Madison's hottest ticket on Thursday night was the library.
Eager to explore the three floors of the renovated Central Library, a long line of people, many dressed for a night out on the town, snaked down here the side of the building.
More than 1,000 people turned out for the festive event, a fundraiser called "Stacked," which featured a rich array of visual art, live music, performance art, cocktails, beer and cookies from the library's new Chocolatarian Café. There was also space to create art from library ephemera like microfiche and card catalog cards.
The library opens officially on Saturday.
"The library is this new, hip place," said Shad Wenzlaff, an art history professor at Edgewood College, as he assembled a collage in the Bubbler, the new maker-space at the library that will host regular pop-up workshops.
Wenzlaff observed that years ago, as coffee shops became more of a place for people to study and work, the library "lost its cache." The renovated and reimagined building updates the library for a new era.

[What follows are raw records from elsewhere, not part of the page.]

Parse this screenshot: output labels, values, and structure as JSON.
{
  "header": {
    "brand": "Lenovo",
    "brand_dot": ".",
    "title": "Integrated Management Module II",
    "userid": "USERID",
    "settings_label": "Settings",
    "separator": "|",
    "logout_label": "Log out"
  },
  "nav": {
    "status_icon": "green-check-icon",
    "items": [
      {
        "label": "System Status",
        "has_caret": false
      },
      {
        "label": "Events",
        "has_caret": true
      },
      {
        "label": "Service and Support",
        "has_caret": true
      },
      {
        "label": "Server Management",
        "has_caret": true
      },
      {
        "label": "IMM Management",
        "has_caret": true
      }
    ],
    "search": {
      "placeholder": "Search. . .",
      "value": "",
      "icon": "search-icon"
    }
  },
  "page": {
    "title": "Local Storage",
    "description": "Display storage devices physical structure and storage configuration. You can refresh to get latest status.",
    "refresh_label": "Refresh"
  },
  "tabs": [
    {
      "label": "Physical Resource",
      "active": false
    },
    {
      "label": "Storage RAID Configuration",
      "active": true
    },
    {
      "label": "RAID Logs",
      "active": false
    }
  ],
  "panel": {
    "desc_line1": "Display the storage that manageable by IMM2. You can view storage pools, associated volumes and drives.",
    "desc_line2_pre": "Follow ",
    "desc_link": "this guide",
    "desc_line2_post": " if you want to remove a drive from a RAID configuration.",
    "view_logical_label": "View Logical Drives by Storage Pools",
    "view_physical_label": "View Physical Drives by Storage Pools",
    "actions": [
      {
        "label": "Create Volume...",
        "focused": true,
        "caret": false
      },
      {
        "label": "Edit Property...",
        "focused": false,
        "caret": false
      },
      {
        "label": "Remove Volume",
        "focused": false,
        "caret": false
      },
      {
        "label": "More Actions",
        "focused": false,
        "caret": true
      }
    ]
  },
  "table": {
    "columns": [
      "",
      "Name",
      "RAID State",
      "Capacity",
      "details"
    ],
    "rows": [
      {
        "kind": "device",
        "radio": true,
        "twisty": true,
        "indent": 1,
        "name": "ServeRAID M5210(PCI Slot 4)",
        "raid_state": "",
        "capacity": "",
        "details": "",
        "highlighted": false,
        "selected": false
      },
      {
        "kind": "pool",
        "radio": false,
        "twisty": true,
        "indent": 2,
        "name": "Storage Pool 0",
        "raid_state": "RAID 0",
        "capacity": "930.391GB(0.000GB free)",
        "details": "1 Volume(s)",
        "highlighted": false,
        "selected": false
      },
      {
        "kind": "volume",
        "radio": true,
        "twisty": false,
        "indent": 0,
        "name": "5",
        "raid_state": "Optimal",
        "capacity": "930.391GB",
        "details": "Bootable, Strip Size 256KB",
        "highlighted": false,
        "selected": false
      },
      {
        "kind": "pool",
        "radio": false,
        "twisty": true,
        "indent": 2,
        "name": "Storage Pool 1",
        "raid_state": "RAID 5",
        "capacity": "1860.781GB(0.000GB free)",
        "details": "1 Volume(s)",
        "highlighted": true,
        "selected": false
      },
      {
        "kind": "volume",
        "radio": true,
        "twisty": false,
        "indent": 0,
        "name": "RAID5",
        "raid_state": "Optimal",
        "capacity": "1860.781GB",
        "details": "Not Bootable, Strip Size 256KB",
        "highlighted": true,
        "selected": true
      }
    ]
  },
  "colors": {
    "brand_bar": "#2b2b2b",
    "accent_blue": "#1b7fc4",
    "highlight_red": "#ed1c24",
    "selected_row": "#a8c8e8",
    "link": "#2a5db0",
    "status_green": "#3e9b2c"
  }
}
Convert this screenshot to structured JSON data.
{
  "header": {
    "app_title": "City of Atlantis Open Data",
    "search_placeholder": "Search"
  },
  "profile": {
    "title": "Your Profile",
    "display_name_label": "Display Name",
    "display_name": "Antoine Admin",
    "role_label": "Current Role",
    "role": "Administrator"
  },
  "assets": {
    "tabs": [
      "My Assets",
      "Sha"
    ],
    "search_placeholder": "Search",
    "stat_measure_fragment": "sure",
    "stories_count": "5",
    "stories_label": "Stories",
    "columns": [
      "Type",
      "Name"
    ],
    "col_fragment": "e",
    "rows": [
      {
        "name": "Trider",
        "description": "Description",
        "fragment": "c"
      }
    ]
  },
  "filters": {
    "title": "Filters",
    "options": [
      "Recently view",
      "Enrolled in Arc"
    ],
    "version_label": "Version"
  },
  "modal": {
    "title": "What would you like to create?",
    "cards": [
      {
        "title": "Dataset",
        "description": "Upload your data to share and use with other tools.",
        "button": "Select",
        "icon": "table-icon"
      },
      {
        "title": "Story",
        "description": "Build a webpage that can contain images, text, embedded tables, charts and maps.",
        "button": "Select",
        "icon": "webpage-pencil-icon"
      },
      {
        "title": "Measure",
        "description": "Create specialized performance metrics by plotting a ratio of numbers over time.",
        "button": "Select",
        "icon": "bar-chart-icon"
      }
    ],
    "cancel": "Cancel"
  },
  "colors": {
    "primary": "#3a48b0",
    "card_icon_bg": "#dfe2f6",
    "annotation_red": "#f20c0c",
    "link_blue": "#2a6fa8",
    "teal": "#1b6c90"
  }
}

"I love this idea of a library as a place of learning and taking that in the broadest possible sense," said Elizabeth Tucker, director of development at the nearby Madison Museum of Contemporary Art, pointing to upcoming workshops. Visitors can learn about the science of cheesemaking Sept. 28, explore stop motion in an open lab on Sept. 29 and podcasting on Sept. 30.
"It's so much more than a place to check out books," she said.
On Thursday night, the dimly lit children's area looked more like a college party. An indie rock band played as 20-somethings socialized, plastic cups of beer in hand. People climbed in and out of the reading nooks nestled in the walls.
It felt like the second coming of Bookless, the library's enthusiastic music-and-art filled sendoff party in January 2012.
For Yvette Pino, a printmaker and an art department alum of the University of Wisconsin-Madison, "Stacked" was a chance to support her friends like Madison installation artist Niki Johnson, who has several pieces on display in the new library.
She had also missed out on Bookless. Many of the same artists were invited back to make work for "Stacked."
"They did a really good job of getting the community of artists here involved," Pino said. Artists "felt a part of it from start to finish."
On the main floor, a makeshift photo booth set up by Jim Escalante encouraged people to grab props (like alien head cutouts and a sign that read "Take me to your librarian") and pose next to a solar scene with stars and planets that hung from one of the shelves.
Jane Petzoldt, a recent graduate of Wesleyan University in Connecticut and a newcomer to Madison, said the new library has "a great vibe. The space feels really versatile."
"You feel like you're in a place that's fun to be in," added her friend Eric Robinson, also a recent grad of Williams College who moved here from Oregon. "It reminds me a lot of the Seattle library."
The social atmosphere at "Stacked" also appealed to them.
"I've never had the opportunity to drink beer at a library before," Petzoldt said.
For more photos from "Stacked," visit this photo gallery on Flickr.com.